BigCommerce is the latest in a series of mandamus actions addressing the effects of the Supreme Court’s decision in TC Heartland, which reaffirmed that a domestic defendant corporation “resides” under § 1400(b) only in its state of incorporation. See In re Cray Inc., 871 F.3d 1355 (Fed. Cir. 2017); In re Micron Tech., Inc., 875 F.3d 1091 (Fed. Cir. 2017). District courts have been divided with regard to the meaning of “resides” in the patent-specific venue statute for a multi-district state. The Federal Circuit settled this issue by concluding that a plain reading of the statutory language of § 1400(b) (“in the judicial district where the defendant resides”) connotes only one particular judicial district in the state and observed that Congress knew how to authorize venue in all judicial districts by saying “any judicial district.” This view is supported by the Supreme Court’s decision in Stonite Products Co. v. Melvin Lloyd Co., 315 U.S. 561 (1942), which stands for the proposition that “a corporation incorporated in a multi-district state is not a resident of every district in the state.”
The Federal Circuit further clarified that, when a corporation has facilities in more than one district in the state, venue is proper in the judicial district where the principal place of business is located as determined in accordance with the Supreme Court’s diversity jurisdiction precedents: a corporation’s principal place of business is its headquarters, the nerve center, and where a corporation’s officers direct, control, and coordinate the corporation’s activities. Where a corporation’s principal place of business is located outside of the state in which it is incorporated, for venue purposes, the corporate defendant will be deemed “to reside in the district in which its registered office, as recorded in its corporate filings, is located.”
What This Means for You
BigCommerce shows that the contours of venue after TC Heartland are still being defined.
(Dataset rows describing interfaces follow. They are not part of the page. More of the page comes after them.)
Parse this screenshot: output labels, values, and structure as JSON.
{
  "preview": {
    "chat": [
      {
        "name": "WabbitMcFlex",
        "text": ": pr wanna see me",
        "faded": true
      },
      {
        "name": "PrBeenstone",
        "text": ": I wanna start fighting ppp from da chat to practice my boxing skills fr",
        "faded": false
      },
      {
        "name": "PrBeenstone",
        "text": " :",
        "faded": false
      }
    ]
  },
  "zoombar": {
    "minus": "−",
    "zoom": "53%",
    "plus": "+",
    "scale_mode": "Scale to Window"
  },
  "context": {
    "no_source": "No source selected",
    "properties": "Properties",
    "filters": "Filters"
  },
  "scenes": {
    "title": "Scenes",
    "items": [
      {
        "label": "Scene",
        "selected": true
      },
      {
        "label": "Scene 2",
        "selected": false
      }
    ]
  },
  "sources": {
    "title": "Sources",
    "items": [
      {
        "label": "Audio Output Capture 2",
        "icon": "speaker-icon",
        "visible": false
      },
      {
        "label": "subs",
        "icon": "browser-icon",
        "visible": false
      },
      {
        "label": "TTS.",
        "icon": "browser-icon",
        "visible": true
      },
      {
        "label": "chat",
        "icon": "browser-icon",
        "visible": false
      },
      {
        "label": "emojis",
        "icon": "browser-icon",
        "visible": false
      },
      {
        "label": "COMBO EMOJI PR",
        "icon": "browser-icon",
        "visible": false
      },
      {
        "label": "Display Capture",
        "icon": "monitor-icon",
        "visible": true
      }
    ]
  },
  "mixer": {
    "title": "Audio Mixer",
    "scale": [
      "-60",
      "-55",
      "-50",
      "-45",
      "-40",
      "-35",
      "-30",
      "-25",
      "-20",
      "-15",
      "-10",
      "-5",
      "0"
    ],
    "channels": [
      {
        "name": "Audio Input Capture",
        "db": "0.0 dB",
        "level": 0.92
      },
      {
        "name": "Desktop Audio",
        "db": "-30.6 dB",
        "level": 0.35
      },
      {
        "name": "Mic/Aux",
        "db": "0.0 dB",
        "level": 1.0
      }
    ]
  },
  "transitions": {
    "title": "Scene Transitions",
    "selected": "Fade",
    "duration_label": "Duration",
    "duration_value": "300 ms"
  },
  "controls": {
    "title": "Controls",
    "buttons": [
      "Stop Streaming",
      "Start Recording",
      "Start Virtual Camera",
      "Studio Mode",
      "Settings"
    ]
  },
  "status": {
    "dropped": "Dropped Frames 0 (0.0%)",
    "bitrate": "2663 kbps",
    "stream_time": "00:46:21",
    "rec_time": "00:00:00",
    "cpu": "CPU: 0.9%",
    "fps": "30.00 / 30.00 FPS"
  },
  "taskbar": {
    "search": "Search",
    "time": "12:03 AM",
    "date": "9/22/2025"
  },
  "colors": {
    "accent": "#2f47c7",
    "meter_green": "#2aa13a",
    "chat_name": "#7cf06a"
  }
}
While corporations incorporated in a state with a single judicial district (e.g., Delaware) are not likely to be affected by this decision, BigCommerce allows corporations that are incorporated in multi-district states (e.g., Texas, California) to have more control over where venue can be laid under the first prong of § 1400(b).